[[ RECORDS SUPPLIED, beginning ]]

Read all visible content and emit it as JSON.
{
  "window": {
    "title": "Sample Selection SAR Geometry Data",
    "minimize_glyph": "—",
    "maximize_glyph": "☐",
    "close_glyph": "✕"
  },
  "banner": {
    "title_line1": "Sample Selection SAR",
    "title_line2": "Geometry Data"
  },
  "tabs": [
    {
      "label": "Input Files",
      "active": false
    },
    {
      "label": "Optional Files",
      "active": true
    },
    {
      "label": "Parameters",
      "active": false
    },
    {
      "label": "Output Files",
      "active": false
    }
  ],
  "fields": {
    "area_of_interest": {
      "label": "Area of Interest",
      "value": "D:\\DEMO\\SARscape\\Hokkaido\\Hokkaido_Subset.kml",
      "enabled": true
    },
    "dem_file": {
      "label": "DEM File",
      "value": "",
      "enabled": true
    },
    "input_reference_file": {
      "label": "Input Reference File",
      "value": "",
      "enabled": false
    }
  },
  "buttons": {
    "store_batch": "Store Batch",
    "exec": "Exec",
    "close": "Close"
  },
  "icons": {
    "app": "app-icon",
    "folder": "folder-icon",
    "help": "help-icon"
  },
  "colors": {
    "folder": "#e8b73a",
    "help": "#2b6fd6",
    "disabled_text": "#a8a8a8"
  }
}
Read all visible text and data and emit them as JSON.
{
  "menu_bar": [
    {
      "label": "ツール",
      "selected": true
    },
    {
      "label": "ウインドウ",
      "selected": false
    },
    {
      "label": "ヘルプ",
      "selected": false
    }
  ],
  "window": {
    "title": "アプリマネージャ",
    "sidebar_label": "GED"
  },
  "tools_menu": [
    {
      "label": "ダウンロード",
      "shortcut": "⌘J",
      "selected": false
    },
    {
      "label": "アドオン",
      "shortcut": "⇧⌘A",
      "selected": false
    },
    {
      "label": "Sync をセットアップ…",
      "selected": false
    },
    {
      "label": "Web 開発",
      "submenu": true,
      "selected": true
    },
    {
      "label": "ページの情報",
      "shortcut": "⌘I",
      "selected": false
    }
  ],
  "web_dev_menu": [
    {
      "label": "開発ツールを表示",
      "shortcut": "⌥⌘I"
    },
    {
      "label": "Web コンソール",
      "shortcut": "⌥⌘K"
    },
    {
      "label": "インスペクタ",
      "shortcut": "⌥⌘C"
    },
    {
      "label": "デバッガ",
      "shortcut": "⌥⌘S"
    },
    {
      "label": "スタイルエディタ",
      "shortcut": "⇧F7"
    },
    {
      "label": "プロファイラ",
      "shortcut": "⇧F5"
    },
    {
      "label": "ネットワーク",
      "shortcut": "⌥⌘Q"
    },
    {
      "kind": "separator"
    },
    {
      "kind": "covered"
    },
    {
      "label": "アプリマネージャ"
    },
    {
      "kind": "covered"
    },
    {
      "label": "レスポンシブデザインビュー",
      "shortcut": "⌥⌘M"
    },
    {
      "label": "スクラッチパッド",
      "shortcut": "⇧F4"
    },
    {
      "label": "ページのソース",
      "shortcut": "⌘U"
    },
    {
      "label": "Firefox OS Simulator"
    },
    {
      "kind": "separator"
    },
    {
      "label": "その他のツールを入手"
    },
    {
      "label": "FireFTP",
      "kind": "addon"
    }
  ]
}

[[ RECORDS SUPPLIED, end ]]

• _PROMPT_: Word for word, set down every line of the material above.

• _OUTPUT BELOW_:
Read all visible content and emit it as JSON.
{
  "window": {
    "title": "Sample Selection SAR Geometry Data",
    "minimize_glyph": "—",
    "maximize_glyph": "☐",
    "close_glyph": "✕"
  },
  "banner": {
    "title_line1": "Sample Selection SAR",
    "title_line2": "Geometry Data"
  },
  "tabs": [
    {
      "label": "Input Files",
      "active": false
    },
    {
      "label": "Optional Files",
      "active": true
    },
    {
      "label": "Parameters",
      "active": false
    },
    {
      "label": "Output Files",
      "active": false
    }
  ],
  "fields": {
    "area_of_interest": {
      "label": "Area of Interest",
      "value": "D:\\DEMO\\SARscape\\Hokkaido\\Hokkaido_Subset.kml",
      "enabled": true
    },
    "dem_file": {
      "label": "DEM File",
      "value": "",
      "enabled": true
    },
    "input_reference_file": {
      "label": "Input Reference File",
      "value": "",
      "enabled": false
    }
  },
  "buttons": {
    "store_batch": "Store Batch",
    "exec": "Exec",
    "close": "Close"
  },
  "icons": {
    "app": "app-icon",
    "folder": "folder-icon",
    "help": "help-icon"
  },
  "colors": {
    "folder": "#e8b73a",
    "help": "#2b6fd6",
    "disabled_text": "#a8a8a8"
  }
}
Read all visible text and data and emit them as JSON.
{
  "menu_bar": [
    {
      "label": "ツール",
      "selected": true
    },
    {
      "label": "ウインドウ",
      "selected": false
    },
    {
      "label": "ヘルプ",
      "selected": false
    }
  ],
  "window": {
    "title": "アプリマネージャ",
    "sidebar_label": "GED"
  },
  "tools_menu": [
    {
      "label": "ダウンロード",
      "shortcut": "⌘J",
      "selected": false
    },
    {
      "label": "アドオン",
      "shortcut": "⇧⌘A",
      "selected": false
    },
    {
      "label": "Sync をセットアップ…",
      "selected": false
    },
    {
      "label": "Web 開発",
      "submenu": true,
      "selected": true
    },
    {
      "label": "ページの情報",
      "shortcut": "⌘I",
      "selected": false
    }
  ],
  "web_dev_menu": [
    {
      "label": "開発ツールを表示",
      "shortcut": "⌥⌘I"
    },
    {
      "label": "Web コンソール",
      "shortcut": "⌥⌘K"
    },
    {
      "label": "インスペクタ",
      "shortcut": "⌥⌘C"
    },
    {
      "label": "デバッガ",
      "shortcut": "⌥⌘S"
    },
    {
      "label": "スタイルエディタ",
      "shortcut": "⇧F7"
    },
    {
      "label": "プロファイラ",
      "shortcut": "⇧F5"
    },
    {
      "label": "ネットワーク",
      "shortcut": "⌥⌘Q"
    },
    {
      "kind": "separator"
    },
    {
      "kind": "covered"
    },
    {
      "label": "アプリマネージャ"
    },
    {
      "kind": "covered"
    },
    {
      "label": "レスポンシブデザインビュー",
      "shortcut": "⌥⌘M"
    },
    {
      "label": "スクラッチパッド",
      "shortcut": "⇧F4"
    },
    {
      "label": "ページのソース",
      "shortcut": "⌘U"
    },
    {
      "label": "Firefox OS Simulator"
    },
    {
      "kind": "separator"
    },
    {
      "label": "その他のツールを入手"
    },
    {
      "label": "FireFTP",
      "kind": "addon"
    }
  ]
}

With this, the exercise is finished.